Wednesday, June 30, 2010
Greetings fellow scientists, science-enthusiasts, and LabSpaces paparazzi! For those who don’t know me from my *ehem* Twitter
omnipresence, I thought I’d share a little about myself and how I ended up in a career commonly—and often appropriately—preceded by the word “mad.” If you do know me, don’t zone out just yet. You may discover something new, and this material might be on tomorrow’s pop quiz...
My infatuation with science began when I was young and fancied myself as something of an athlete. During high school, I played three sports, in addition to participating in a bevy of other extracurricular activities. Keeping up with athletic practice, homework, and a smattering of social events took an incredible amount of energy. I became interested in nutrition, which I saw at the time as a way to optimize the ratio of energy generated vs time spent eating. (Note that there were many flaws in the design of this study. The most important flaw was that, like most teenagers, I neglected to include the variable now known to me as “sleep” in the equation. Though the wisdom of age has made me aware of its importance, I continue to convince myself at times that its correlation coefficient is 0.)
As I studied nutrition and learned about the role of proteins, carbohydrates, and fats in the body’s catabolic and anabolic processes, I continually felt like I was being shammed. I felt there had to more to this hodgepodge of long chemical names and how they were turned into muscle and fat cells than I was being told. I wanted to know more. I wanted details.
Enter: college biochemistry. I was hooked after only a couple weeks of learning about the synthesis of amino acids from various precursors and how these amino acids were combined to produce, among other things, enzymes. For your enjoyment, I’ve included a picture of my favorite enzyme from college biochemistry, Triose Phosphate Isomerase (TIM). I adore TIM because it is an example of what I attempted—and failed—to achieve with my teenage nutrition experiment: catalytic perfection. In enzymology, this term means that TIM’s productivity is limited only by “external” factors, such as the binding of substrate, rather than its own ability to catalyze the reaction.
Fast forward to today. I’ve expanded my list of cool biomacromolecules to include those composed of nucleic acids, but I’m still big on the details. My research focuses heavily on a technique, Nuclear Magnetic Resonance (NMR), that provides atomic resolution information about the system of interest. Specifically, I use NMR to understand the way in which biomacromolecules, including enzymes, move.

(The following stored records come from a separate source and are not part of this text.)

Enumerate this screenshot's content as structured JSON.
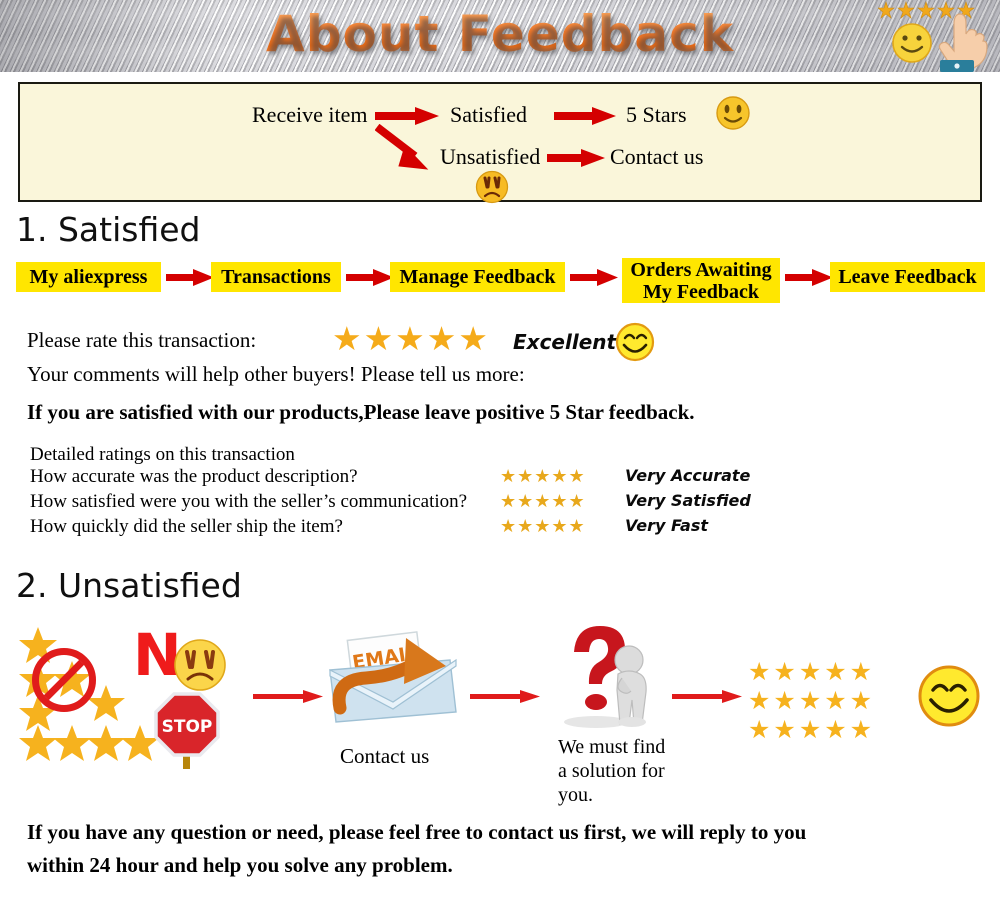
{
  "banner": {
    "title": "About Feedback",
    "badge_icon": "five-stars-smiley-hand-click-icon",
    "stars": "★★★★★",
    "accent_color": "#f4803a",
    "background_color": "#c9c9cd"
  },
  "flow_box": {
    "background_color": "#faf6da",
    "border_color": "#1a1a12",
    "nodes": {
      "start": "Receive item",
      "satisfied": "Satisfied",
      "five_stars": "5 Stars",
      "unsatisfied": "Unsatisfied",
      "contact_us": "Contact us"
    },
    "icons": {
      "happy": "happy-face-icon",
      "sad": "sad-face-icon",
      "arrow_right": "arrow-right-icon",
      "arrow_down_right": "arrow-down-right-icon"
    }
  },
  "section_satisfied": {
    "heading": "1. Satisfied",
    "steps": [
      "My aliexpress",
      "Transactions",
      "Manage Feedback",
      "Orders Awaiting\nMy Feedback",
      "Leave Feedback"
    ],
    "step_bg_color": "#ffe600",
    "arrow_color": "#d40000",
    "rate_prompt": "Please rate this transaction:",
    "rate_stars": "★★★★★",
    "rate_label": "Excellent",
    "rate_smiley": "grinning-smiley-icon",
    "comments_line": "Your comments will help other buyers! Please tell us more:",
    "bold_line": "If you are satisfied with our products,Please leave positive 5 Star feedback.",
    "detailed_heading": "Detailed ratings on this transaction",
    "detailed_rows": [
      {
        "question": "How accurate was the product description?",
        "stars": "★★★★★",
        "label": "Very Accurate"
      },
      {
        "question": "How satisfied were you with the seller’s communication?",
        "stars": "★★★★★",
        "label": "Very Satisfied"
      },
      {
        "question": "How quickly did the seller ship the item?",
        "stars": "★★★★★",
        "label": "Very Fast"
      }
    ]
  },
  "section_unsatisfied": {
    "heading": "2. Unsatisfied",
    "no_letter": "N",
    "stop_sign_text": "STOP",
    "email_badge_text": "EMAIL",
    "contact_caption": "Contact us",
    "solution_caption": "We must find\na solution for\nyou.",
    "icons": {
      "no-rating": "stars-prohibited-icon",
      "sad_face": "sad-face-icon",
      "stop_sign": "stop-sign-icon",
      "email": "email-envelope-icon",
      "question_person": "question-mark-person-icon",
      "arrow_right": "arrow-right-icon",
      "smiley": "grinning-smiley-icon",
      "star_grid": "fifteen-stars-grid-icon"
    },
    "star_grid_rows": 3,
    "star_grid_cols": 5
  },
  "footer": {
    "line1": "If you have any question or need, please feel free to contact us first, we will reply to you",
    "line2": "within 24 hour and help you solve any problem."
  }
}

This movement is critical to a variety of processes, including catalysis of reactions, the binding of drugs, and the communication of signals from external stimuli inside a cell. You know, pretty much everything that makes life possible.Related Links:
1. RCSB Protein Data Bank entry for the crystal structure of Triose Phosphate Isomerase
2. Journal article reporting the structure of Triose Phsphate Isomerase: Kinoshita, T., Maruki, R., Warizaya, M., Nakajima, H., & Nishimura, S., 2005, Acta Crystallographica. Section F, Structural Biology and Crystallization Communications, 61(Pt 4), pp. 346-9